How to Calculate the Odds of Winning a Lottery


A lottery is a game in which numbers or symbols are drawn at random to determine winners. These winners receive a prize, such as money or goods, in accordance with the rules of the contest. Lottery games may be organized by state governments, private businesses, or charitable organizations. The prizes may be cash, products, services, or even real estate. In the United States, state governments regulate and oversee state lotteries. Many states have a separate lottery division that manages the distribution of tickets, trains retailers in using lottery terminals, and promotes state-sponsored lottery games. It also oversees high-tier prize payment and ensures that retailers and players comply with the law.

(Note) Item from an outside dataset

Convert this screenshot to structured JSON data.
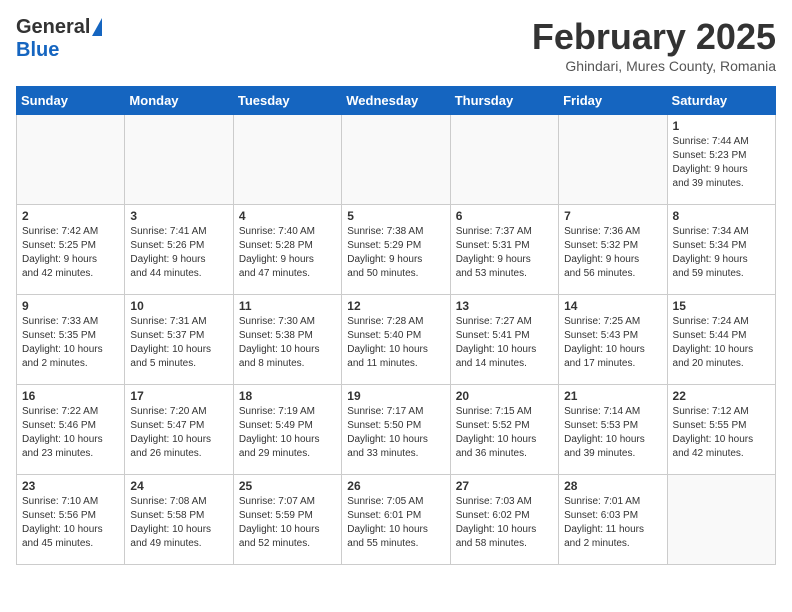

A common strategy for winning a lottery is to buy more tickets, which increases the chances of matching a winner’s combination. However, this can become expensive, and the probability of winning is still determined by chance. Another way to improve your odds is to choose numbers that are not close together, because they will be more likely to be picked by other people.

While the odds of winning a lottery are low, someone must win it to make it profitable for the company running it. It is therefore important to understand how to calculate the odds of winning. The first step is to estimate the probability of selecting a specific number or symbol. To do this, you can use a simple formula. Alternatively, you can take a more scientific approach by using the results from previous draws. This will help you avoid choosing combinations that have a poor success-to-failure ratio.

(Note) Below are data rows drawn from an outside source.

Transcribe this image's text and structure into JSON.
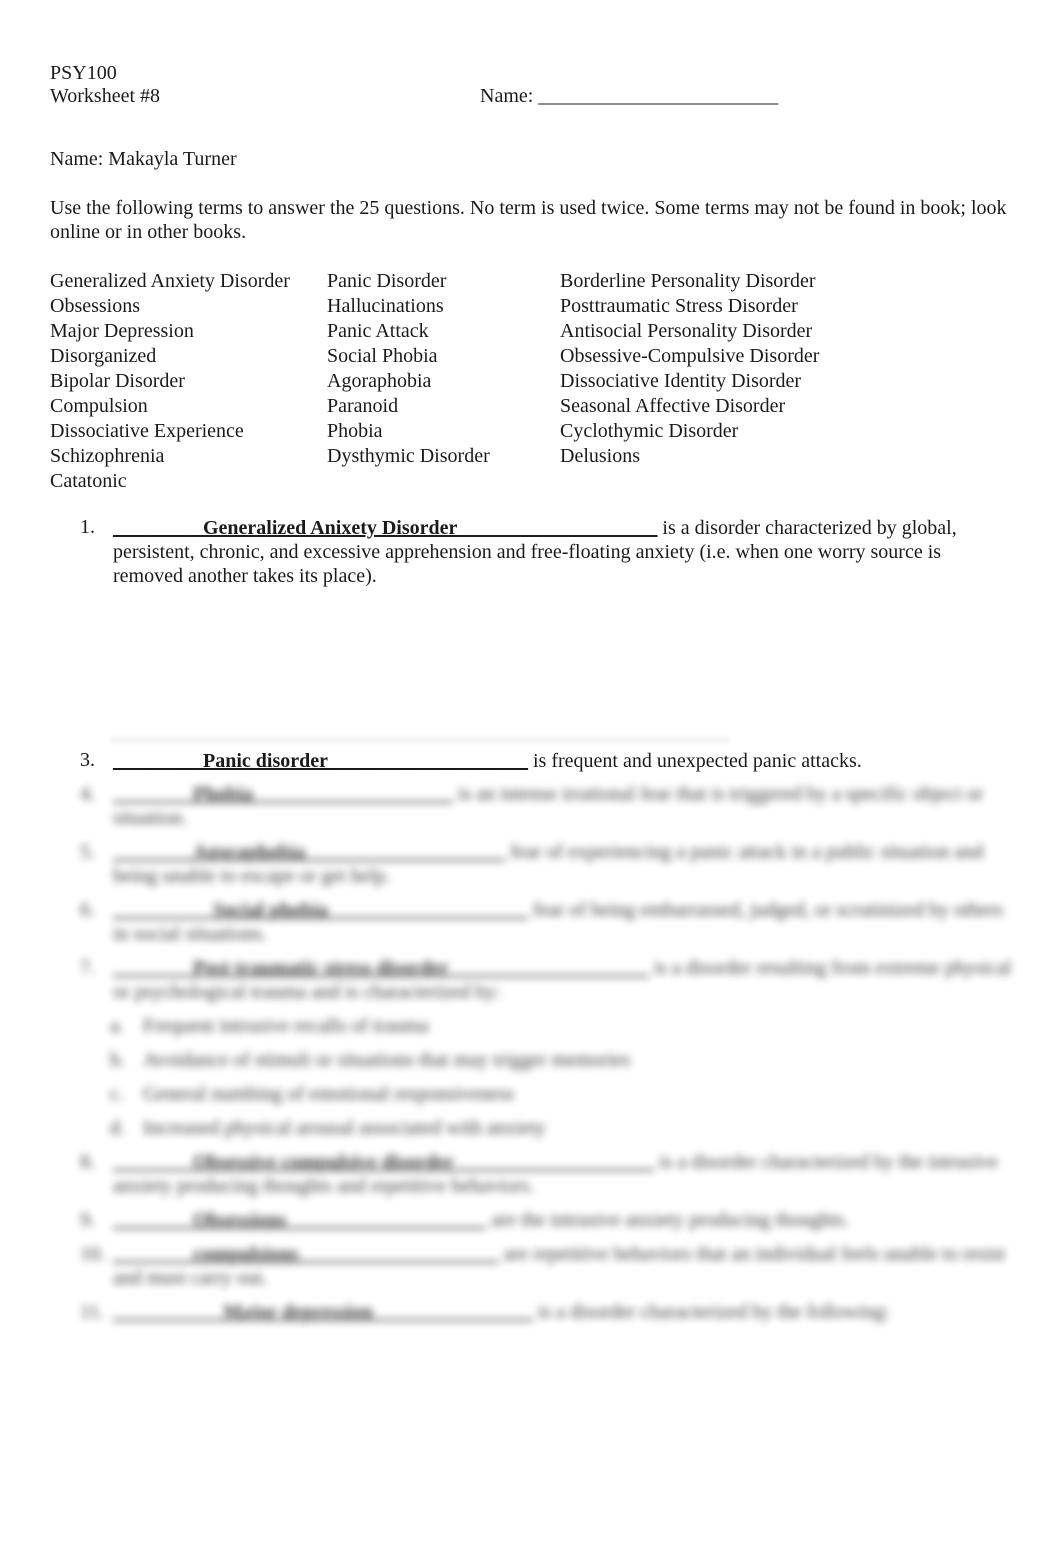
{
  "header": {
    "course": "PSY100",
    "worksheet": "Worksheet #8",
    "name_label": "Name: ________________________"
  },
  "student_name": "Name: Makayla Turner",
  "instructions": "Use the following terms to answer the 25 questions. No term is used twice. Some terms may not be found in book; look online or in other books.",
  "terms": {
    "column1": [
      "Generalized Anxiety Disorder",
      "Obsessions",
      "Major Depression",
      "Disorganized",
      "Bipolar Disorder",
      "Compulsion",
      "Dissociative Experience",
      "Schizophrenia",
      "Catatonic"
    ],
    "column2": [
      "Panic Disorder",
      "Hallucinations",
      "Panic Attack",
      "Social Phobia",
      "Agoraphobia",
      "Paranoid",
      "Phobia",
      "Dysthymic Disorder"
    ],
    "column3": [
      "Borderline Personality Disorder",
      "Posttraumatic Stress Disorder",
      "Antisocial Personality Disorder",
      "Obsessive-Compulsive Disorder",
      "Dissociative Identity Disorder",
      "Seasonal Affective Disorder",
      "Cyclothymic Disorder",
      "Delusions"
    ]
  },
  "questions": [
    {
      "number": "1.",
      "blank_before": "_________",
      "answer": "Generalized Anixety Disorder",
      "blank_after": "____________________",
      "text": " is a disorder characterized by global, persistent, chronic, and excessive apprehension and free-floating anxiety (i.e. when one worry source is removed another takes its place)."
    },
    {
      "number": "3.",
      "blank_before": "_______",
      "answer": "__Panic disorder",
      "blank_after": "____________________",
      "text": " is frequent and unexpected panic attacks."
    }
  ],
  "blurred_questions": [
    {
      "number": "4.",
      "answer": "________Phobia____________________",
      "text": " is an intense irrational fear that is triggered by a specific object or situation."
    },
    {
      "number": "5.",
      "answer": "________Agoraphobia____________________",
      "text": " fear of experiencing a panic attack in a public situation and being unable to escape or get help."
    },
    {
      "number": "6.",
      "answer": "__________Social phobia____________________",
      "text": " fear of being embarrassed, judged, or scrutinized by others in social situations."
    },
    {
      "number": "7.",
      "answer": "________Post traumatic stress disorder____________________",
      "text": " is a disorder resulting from extreme physical or psychological trauma and is characterized by:"
    }
  ],
  "blurred_subitems": [
    {
      "number": "a.",
      "text": "Frequent intrusive recalls of trauma"
    },
    {
      "number": "b.",
      "text": "Avoidance of stimuli or situations that may trigger memories"
    },
    {
      "number": "c.",
      "text": "General numbing of emotional responsiveness"
    },
    {
      "number": "d.",
      "text": "Increased physical arousal associated with anxiety"
    }
  ],
  "blurred_questions_2": [
    {
      "number": "8.",
      "answer": "________Obsessive compulsive disorder____________________",
      "text": " is a disorder characterized by the intrusive anxiety producing thoughts and repetitive behaviors."
    },
    {
      "number": "9.",
      "answer": "________Obsessions____________________",
      "text": " are the intrusive anxiety producing thoughts."
    },
    {
      "number": "10.",
      "answer": "________compulsions____________________",
      "text": " are repetitive behaviors that an individual feels unable to resist and must carry out."
    },
    {
      "number": "11.",
      "answer": "___________Major depression________________",
      "text": " is a disorder characterized by the following:"
    }
  ]
}
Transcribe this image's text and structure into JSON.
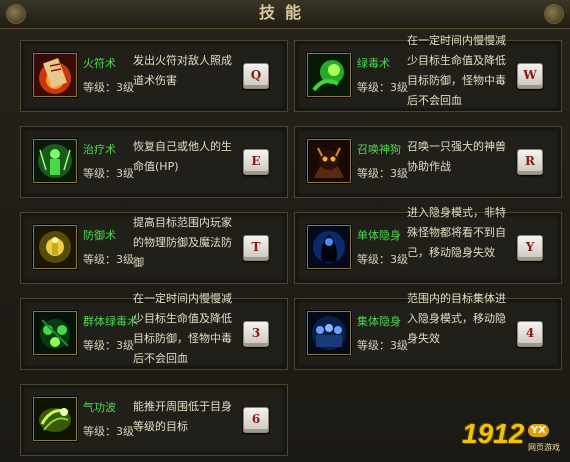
{
  "window": {
    "title": "技能"
  },
  "skills": [
    {
      "name": "火符术",
      "level": "等级：3级",
      "desc": "发出火符对敌人照成道术伤害",
      "key": "Q",
      "icon": "fire-talisman-icon"
    },
    {
      "name": "绿毒术",
      "level": "等级：3级",
      "desc": "在一定时间内慢慢减少目标生命值及降低目标防御，怪物中毒后不会回血",
      "key": "W",
      "icon": "green-poison-icon"
    },
    {
      "name": "治疗术",
      "level": "等级：3级",
      "desc": "恢复自己或他人的生命值(HP)",
      "key": "E",
      "icon": "healing-icon"
    },
    {
      "name": "召唤神狗",
      "level": "等级：3级",
      "desc": "召唤一只强大的神兽协助作战",
      "key": "R",
      "icon": "summon-beast-icon"
    },
    {
      "name": "防御术",
      "level": "等级：3级",
      "desc": "提高目标范围内玩家的物理防御及魔法防御",
      "key": "T",
      "icon": "defense-icon"
    },
    {
      "name": "单体隐身",
      "level": "等级：3级",
      "desc": "进入隐身模式，非特殊怪物都将看不到自己，移动隐身失效",
      "key": "Y",
      "icon": "single-stealth-icon"
    },
    {
      "name": "群体绿毒术",
      "level": "等级：3级",
      "desc": "在一定时间内慢慢减少目标生命值及降低目标防御，怪物中毒后不会回血",
      "key": "3",
      "icon": "group-poison-icon"
    },
    {
      "name": "集体隐身",
      "level": "等级：3级",
      "desc": "范围内的目标集体进入隐身模式，移动隐身失效",
      "key": "4",
      "icon": "group-stealth-icon"
    },
    {
      "name": "气功波",
      "level": "等级：3级",
      "desc": "能推开周围低于目身等级的目标",
      "key": "6",
      "icon": "qigong-wave-icon"
    }
  ],
  "watermark": {
    "number": "1912",
    "badge": "YX",
    "sub": "网页游戏"
  }
}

The origin of the lottery can be traced back to ancient times. It was used in the Old Testament to distribute land, and by Roman emperors to give away slaves. In the 15th century, European towns began to hold public lotteries in order to raise funds for town fortifications and help the poor.

Some countries have legalized lotteries, while others prohibit them. While the laws governing lotteries vary by country, they typically require that all participants be at least 18 years old and have a valid ID. In addition, the laws usually prohibit minors from participating in a lottery, and they limit the types of prizes that can be won by participants.

Although the odds of winning a lottery are low, there is still a good chance that someone will win a large sum of money. This is why some groups of friends or coworkers will pool their money to purchase a large number of tickets. Then, if one of them wins, they can share the money. This is a great way to have fun and try your luck at winning a lottery.